### WHAT IS EXPECTED
How many lines of these entries include the string "icon"? State the number alone.

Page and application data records

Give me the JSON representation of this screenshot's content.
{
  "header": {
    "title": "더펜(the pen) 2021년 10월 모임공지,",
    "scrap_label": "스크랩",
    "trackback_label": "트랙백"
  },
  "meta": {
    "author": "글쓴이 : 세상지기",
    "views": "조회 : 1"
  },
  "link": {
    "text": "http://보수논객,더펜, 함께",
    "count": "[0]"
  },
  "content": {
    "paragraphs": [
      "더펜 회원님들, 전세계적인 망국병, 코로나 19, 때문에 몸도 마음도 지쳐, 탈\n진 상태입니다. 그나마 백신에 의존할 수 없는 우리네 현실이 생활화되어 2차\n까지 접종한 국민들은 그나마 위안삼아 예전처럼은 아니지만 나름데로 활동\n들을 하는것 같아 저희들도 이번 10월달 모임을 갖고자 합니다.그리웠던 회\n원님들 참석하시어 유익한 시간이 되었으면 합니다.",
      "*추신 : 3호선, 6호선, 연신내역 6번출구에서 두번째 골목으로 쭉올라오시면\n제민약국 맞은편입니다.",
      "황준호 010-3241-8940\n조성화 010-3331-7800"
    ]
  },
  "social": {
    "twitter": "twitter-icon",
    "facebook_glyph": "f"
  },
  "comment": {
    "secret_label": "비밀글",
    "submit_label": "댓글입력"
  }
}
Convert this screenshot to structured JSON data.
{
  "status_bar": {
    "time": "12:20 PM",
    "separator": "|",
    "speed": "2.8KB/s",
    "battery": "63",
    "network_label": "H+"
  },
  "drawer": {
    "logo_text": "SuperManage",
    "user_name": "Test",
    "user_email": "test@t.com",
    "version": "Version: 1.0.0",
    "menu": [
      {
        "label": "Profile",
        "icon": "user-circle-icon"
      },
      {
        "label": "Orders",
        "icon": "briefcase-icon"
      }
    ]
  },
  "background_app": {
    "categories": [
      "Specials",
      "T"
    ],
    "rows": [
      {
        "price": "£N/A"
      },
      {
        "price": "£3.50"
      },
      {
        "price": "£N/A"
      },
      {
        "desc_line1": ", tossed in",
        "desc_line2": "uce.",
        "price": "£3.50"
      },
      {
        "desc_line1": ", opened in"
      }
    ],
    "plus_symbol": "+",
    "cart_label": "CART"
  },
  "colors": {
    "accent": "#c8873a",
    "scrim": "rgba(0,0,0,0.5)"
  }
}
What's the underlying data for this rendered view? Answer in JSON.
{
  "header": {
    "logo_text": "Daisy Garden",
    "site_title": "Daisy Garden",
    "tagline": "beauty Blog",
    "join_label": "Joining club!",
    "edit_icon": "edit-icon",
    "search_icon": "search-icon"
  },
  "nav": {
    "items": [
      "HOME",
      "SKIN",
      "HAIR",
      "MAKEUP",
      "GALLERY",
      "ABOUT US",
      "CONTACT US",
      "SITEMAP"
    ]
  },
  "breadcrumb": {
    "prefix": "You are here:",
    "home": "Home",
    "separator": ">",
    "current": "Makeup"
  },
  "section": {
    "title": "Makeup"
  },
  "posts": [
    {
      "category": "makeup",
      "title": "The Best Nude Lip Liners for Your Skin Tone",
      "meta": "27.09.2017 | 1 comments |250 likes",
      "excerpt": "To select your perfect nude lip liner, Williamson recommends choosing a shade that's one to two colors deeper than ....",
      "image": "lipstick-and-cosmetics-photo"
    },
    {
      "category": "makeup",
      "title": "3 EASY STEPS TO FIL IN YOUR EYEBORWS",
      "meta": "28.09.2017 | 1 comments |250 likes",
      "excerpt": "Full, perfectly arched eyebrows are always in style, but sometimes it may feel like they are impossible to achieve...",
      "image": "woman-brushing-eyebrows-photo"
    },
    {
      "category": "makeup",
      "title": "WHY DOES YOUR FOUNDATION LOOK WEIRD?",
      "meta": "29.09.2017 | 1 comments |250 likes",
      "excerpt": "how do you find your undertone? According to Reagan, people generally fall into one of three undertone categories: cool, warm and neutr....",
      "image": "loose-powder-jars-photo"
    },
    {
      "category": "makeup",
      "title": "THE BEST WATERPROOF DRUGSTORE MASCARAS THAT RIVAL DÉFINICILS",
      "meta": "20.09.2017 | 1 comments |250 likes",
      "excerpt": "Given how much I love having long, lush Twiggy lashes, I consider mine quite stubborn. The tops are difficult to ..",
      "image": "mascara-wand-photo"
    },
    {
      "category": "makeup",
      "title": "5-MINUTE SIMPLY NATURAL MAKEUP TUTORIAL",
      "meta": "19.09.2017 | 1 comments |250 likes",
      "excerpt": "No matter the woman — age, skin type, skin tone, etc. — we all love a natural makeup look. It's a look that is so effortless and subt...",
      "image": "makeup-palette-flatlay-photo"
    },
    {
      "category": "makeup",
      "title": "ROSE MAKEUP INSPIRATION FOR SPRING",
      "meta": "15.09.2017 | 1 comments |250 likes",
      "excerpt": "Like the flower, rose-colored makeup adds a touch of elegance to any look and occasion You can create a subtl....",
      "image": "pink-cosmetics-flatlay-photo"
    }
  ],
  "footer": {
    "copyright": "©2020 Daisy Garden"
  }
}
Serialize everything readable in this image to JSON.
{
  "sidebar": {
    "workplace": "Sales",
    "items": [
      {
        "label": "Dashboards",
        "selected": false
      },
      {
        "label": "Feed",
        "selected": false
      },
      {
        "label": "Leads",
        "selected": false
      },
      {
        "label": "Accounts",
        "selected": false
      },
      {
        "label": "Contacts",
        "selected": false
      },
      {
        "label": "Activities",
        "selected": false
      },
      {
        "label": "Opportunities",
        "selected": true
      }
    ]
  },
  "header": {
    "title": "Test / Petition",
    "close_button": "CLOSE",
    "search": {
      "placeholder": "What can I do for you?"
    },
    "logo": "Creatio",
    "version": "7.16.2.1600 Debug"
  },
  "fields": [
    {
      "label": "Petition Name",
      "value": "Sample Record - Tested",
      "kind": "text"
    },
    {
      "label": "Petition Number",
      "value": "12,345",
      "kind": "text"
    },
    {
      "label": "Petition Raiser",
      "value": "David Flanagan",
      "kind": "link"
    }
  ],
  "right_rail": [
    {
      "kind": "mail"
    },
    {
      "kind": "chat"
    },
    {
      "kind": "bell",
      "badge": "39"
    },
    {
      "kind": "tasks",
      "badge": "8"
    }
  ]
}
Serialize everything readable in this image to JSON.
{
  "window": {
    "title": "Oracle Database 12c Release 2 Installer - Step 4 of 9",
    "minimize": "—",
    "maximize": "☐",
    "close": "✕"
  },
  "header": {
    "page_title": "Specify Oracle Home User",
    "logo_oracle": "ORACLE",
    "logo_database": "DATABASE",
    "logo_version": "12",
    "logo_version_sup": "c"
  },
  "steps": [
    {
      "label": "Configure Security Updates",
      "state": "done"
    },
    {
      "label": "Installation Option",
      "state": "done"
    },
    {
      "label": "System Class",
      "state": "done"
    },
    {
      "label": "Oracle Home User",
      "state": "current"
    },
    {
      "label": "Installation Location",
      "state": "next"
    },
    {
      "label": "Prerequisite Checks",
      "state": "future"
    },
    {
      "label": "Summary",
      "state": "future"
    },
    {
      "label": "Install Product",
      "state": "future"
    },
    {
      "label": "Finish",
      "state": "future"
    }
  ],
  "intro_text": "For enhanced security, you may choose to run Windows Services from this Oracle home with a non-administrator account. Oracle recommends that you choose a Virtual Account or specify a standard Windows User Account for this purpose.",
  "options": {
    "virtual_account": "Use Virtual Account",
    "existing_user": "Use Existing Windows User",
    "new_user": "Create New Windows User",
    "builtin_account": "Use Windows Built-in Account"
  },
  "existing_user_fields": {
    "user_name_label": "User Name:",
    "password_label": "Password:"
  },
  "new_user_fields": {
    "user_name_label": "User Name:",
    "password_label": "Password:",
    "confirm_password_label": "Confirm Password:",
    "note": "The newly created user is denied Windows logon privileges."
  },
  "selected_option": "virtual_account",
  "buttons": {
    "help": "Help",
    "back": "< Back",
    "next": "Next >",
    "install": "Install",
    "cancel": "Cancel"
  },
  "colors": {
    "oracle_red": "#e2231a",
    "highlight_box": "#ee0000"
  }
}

### WRITTEN SOLUTION
5